***** Supplied data

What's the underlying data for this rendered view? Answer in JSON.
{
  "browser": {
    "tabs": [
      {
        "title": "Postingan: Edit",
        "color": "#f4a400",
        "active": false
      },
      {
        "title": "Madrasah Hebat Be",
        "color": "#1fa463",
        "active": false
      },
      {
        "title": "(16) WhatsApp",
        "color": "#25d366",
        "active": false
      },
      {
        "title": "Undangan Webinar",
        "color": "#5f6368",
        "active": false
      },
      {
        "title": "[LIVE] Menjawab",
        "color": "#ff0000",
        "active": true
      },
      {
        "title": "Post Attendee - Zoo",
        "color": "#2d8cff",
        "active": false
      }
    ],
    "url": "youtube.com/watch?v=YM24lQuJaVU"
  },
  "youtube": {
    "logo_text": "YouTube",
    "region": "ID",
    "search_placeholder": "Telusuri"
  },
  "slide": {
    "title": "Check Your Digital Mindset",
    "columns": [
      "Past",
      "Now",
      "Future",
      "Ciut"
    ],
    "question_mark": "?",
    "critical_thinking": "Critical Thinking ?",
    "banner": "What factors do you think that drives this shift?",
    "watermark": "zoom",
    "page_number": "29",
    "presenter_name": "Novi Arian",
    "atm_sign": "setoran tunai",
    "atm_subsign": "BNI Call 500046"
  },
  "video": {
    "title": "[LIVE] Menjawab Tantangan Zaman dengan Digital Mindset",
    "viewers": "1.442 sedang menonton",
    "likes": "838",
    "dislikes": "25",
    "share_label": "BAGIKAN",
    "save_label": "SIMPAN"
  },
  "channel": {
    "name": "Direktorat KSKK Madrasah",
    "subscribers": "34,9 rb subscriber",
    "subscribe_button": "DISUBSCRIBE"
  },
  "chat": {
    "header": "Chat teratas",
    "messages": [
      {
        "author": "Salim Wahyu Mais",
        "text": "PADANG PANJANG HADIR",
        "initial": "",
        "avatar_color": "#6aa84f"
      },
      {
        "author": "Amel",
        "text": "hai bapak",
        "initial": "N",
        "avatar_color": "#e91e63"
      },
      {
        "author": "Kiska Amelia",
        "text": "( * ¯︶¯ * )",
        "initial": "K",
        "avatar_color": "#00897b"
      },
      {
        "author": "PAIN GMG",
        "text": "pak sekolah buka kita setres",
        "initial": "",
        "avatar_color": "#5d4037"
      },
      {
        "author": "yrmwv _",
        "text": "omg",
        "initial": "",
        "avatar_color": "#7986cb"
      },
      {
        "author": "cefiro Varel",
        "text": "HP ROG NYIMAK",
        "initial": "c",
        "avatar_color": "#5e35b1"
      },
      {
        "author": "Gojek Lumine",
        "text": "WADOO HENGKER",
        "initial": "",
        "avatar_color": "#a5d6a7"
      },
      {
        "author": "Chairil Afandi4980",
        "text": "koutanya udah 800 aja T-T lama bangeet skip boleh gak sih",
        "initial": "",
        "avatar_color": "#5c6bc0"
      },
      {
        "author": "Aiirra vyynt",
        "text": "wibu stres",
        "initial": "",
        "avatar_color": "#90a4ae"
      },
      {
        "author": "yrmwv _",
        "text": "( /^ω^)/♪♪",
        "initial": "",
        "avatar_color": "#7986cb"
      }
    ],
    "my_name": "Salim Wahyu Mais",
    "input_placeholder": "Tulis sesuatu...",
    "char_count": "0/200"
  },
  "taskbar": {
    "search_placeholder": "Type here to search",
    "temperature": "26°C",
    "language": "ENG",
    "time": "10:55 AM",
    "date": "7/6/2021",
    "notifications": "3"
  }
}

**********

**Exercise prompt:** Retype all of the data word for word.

**Finished task:**
What's the underlying data for this rendered view? Answer in JSON.
{
  "browser": {
    "tabs": [
      {
        "title": "Postingan: Edit",
        "color": "#f4a400",
        "active": false
      },
      {
        "title": "Madrasah Hebat Be",
        "color": "#1fa463",
        "active": false
      },
      {
        "title": "(16) WhatsApp",
        "color": "#25d366",
        "active": false
      },
      {
        "title": "Undangan Webinar",
        "color": "#5f6368",
        "active": false
      },
      {
        "title": "[LIVE] Menjawab",
        "color": "#ff0000",
        "active": true
      },
      {
        "title": "Post Attendee - Zoo",
        "color": "#2d8cff",
        "active": false
      }
    ],
    "url": "youtube.com/watch?v=YM24lQuJaVU"
  },
  "youtube": {
    "logo_text": "YouTube",
    "region": "ID",
    "search_placeholder": "Telusuri"
  },
  "slide": {
    "title": "Check Your Digital Mindset",
    "columns": [
      "Past",
      "Now",
      "Future",
      "Ciut"
    ],
    "question_mark": "?",
    "critical_thinking": "Critical Thinking ?",
    "banner": "What factors do you think that drives this shift?",
    "watermark": "zoom",
    "page_number": "29",
    "presenter_name": "Novi Arian",
    "atm_sign": "setoran tunai",
    "atm_subsign": "BNI Call 500046"
  },
  "video": {
    "title": "[LIVE] Menjawab Tantangan Zaman dengan Digital Mindset",
    "viewers": "1.442 sedang menonton",
    "likes": "838",
    "dislikes": "25",
    "share_label": "BAGIKAN",
    "save_label": "SIMPAN"
  },
  "channel": {
    "name": "Direktorat KSKK Madrasah",
    "subscribers": "34,9 rb subscriber",
    "subscribe_button": "DISUBSCRIBE"
  },
  "chat": {
    "header": "Chat teratas",
    "messages": [
      {
        "author": "Salim Wahyu Mais",
        "text": "PADANG PANJANG HADIR",
        "initial": "",
        "avatar_color": "#6aa84f"
      },
      {
        "author": "Amel",
        "text": "hai bapak",
        "initial": "N",
        "avatar_color": "#e91e63"
      },
      {
        "author": "Kiska Amelia",
        "text": "( * ¯︶¯ * )",
        "initial": "K",
        "avatar_color": "#00897b"
      },
      {
        "author": "PAIN GMG",
        "text": "pak sekolah buka kita setres",
        "initial": "",
        "avatar_color": "#5d4037"
      },
      {
        "author": "yrmwv _",
        "text": "omg",
        "initial": "",
        "avatar_color": "#7986cb"
      },
      {
        "author": "cefiro Varel",
        "text": "HP ROG NYIMAK",
        "initial": "c",
        "avatar_color": "#5e35b1"
      },
      {
        "author": "Gojek Lumine",
        "text": "WADOO HENGKER",
        "initial": "",
        "avatar_color": "#a5d6a7"
      },
      {
        "author": "Chairil Afandi4980",
        "text": "koutanya udah 800 aja T-T lama bangeet skip boleh gak sih",
        "initial": "",
        "avatar_color": "#5c6bc0"
      },
      {
        "author": "Aiirra vyynt",
        "text": "wibu stres",
        "initial": "",
        "avatar_color": "#90a4ae"
      },
      {
        "author": "yrmwv _",
        "text": "( /^ω^)/♪♪",
        "initial": "",
        "avatar_color": "#7986cb"
      }
    ],
    "my_name": "Salim Wahyu Mais",
    "input_placeholder": "Tulis sesuatu...",
    "char_count": "0/200"
  },
  "taskbar": {
    "search_placeholder": "Type here to search",
    "temperature": "26°C",
    "language": "ENG",
    "time": "10:55 AM",
    "date": "7/6/2021",
    "notifications": "3"
  }
}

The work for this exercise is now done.